Black field with with galaxies. center of image holds a diffuse collection of stars, the galaxy ugc 7983. upper left: four distinct vertical streaks, alternating rust-red and blue, form a dashed line. the signature of the photobombing asteroid.
ESA/Hubble & NASA, R. Tully

A host of astronomical objects are scattered across this image from the NASA/ESA Hubble Space Telescope. Background galaxies ranging from stately spirals to fuzzy ellipticals are strewn across the image, while a smattering of bright foreground stars are closer to home. In the center of the image, the vague shape of the small galaxy UGC 7983 appears as a hazy cloud of light. UGC 7983 is around 30 million light-years from Earth in the constellation Virgo. It is a dwarf irregular galaxy – a type thought to be similar to the very earliest galaxies in the universe.

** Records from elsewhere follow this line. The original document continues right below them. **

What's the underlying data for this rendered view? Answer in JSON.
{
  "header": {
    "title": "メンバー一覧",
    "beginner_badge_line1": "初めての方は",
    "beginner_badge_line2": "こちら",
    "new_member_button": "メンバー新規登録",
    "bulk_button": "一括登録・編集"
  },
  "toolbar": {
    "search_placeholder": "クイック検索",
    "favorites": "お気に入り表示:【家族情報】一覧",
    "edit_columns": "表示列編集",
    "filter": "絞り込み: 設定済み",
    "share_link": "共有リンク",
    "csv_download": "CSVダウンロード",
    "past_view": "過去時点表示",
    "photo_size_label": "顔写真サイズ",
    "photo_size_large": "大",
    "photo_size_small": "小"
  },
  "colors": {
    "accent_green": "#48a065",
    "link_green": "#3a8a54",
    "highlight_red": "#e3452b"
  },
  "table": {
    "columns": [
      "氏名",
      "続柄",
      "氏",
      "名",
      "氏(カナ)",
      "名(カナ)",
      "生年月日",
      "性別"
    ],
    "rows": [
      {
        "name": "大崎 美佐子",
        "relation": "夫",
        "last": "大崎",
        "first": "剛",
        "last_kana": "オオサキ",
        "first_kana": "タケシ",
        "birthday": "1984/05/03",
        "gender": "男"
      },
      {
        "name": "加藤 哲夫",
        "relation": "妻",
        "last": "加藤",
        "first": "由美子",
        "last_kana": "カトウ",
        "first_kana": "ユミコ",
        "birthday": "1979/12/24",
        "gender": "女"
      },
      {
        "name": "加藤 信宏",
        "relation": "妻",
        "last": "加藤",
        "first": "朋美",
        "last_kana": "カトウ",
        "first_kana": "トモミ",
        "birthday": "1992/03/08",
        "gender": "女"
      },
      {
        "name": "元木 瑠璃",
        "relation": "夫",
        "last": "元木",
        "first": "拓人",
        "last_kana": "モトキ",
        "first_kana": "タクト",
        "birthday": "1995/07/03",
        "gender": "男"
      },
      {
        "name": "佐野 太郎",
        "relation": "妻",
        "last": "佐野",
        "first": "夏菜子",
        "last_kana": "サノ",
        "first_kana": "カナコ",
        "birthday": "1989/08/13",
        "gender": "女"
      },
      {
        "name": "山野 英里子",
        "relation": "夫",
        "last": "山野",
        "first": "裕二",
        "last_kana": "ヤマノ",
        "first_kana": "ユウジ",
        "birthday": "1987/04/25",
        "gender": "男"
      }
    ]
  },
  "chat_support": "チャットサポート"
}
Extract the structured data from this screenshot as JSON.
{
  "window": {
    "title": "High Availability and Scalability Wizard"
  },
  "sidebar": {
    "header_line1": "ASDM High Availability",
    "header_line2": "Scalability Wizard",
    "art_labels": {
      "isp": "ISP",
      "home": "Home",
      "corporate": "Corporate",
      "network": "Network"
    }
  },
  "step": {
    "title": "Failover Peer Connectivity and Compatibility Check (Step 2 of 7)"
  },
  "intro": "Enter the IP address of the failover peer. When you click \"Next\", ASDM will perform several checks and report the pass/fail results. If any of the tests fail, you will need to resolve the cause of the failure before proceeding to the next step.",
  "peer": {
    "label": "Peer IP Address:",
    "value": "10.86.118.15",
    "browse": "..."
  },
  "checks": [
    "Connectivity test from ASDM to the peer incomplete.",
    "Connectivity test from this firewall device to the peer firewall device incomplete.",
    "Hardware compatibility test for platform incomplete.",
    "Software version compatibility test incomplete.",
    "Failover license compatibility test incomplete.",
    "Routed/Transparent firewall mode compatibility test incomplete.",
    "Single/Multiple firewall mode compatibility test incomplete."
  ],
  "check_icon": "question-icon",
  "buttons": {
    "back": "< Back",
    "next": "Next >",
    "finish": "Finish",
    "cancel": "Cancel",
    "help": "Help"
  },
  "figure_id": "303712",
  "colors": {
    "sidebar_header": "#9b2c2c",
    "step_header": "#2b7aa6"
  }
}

This image also reveals a relatively nearby astronomical interloper. A minor asteroid in our own solar system streaks across the upper left-hand side of the image. The asteroid’s trail is visible as four streaks of light separated by small gaps. These streaks of light represent the four separate exposures that were combined to create this image. The small gaps between each observation reflect filter changes inside Hubble’s Advanced Camera for Surveys between exposures.

Capturing an asteroid was a fortunate side effect of a larger effort to observe every known galaxy close to the Milky Way. Hubble had imaged roughly 75% of all the Milky Way’s near galactic neighbors, when a group of astronomers proposed using the gaps between longer Hubble observations to capture images of the remaining 25%. The project was an elegant efficient way to fill gaps in Hubble's observing schedule and in our knowledge of nearby galaxies.

Text credit: European Space Agency (ESA)

Media Contact:
Claire Andreoli
NASA's Goddard Space Flight Center, Greenbelt, MD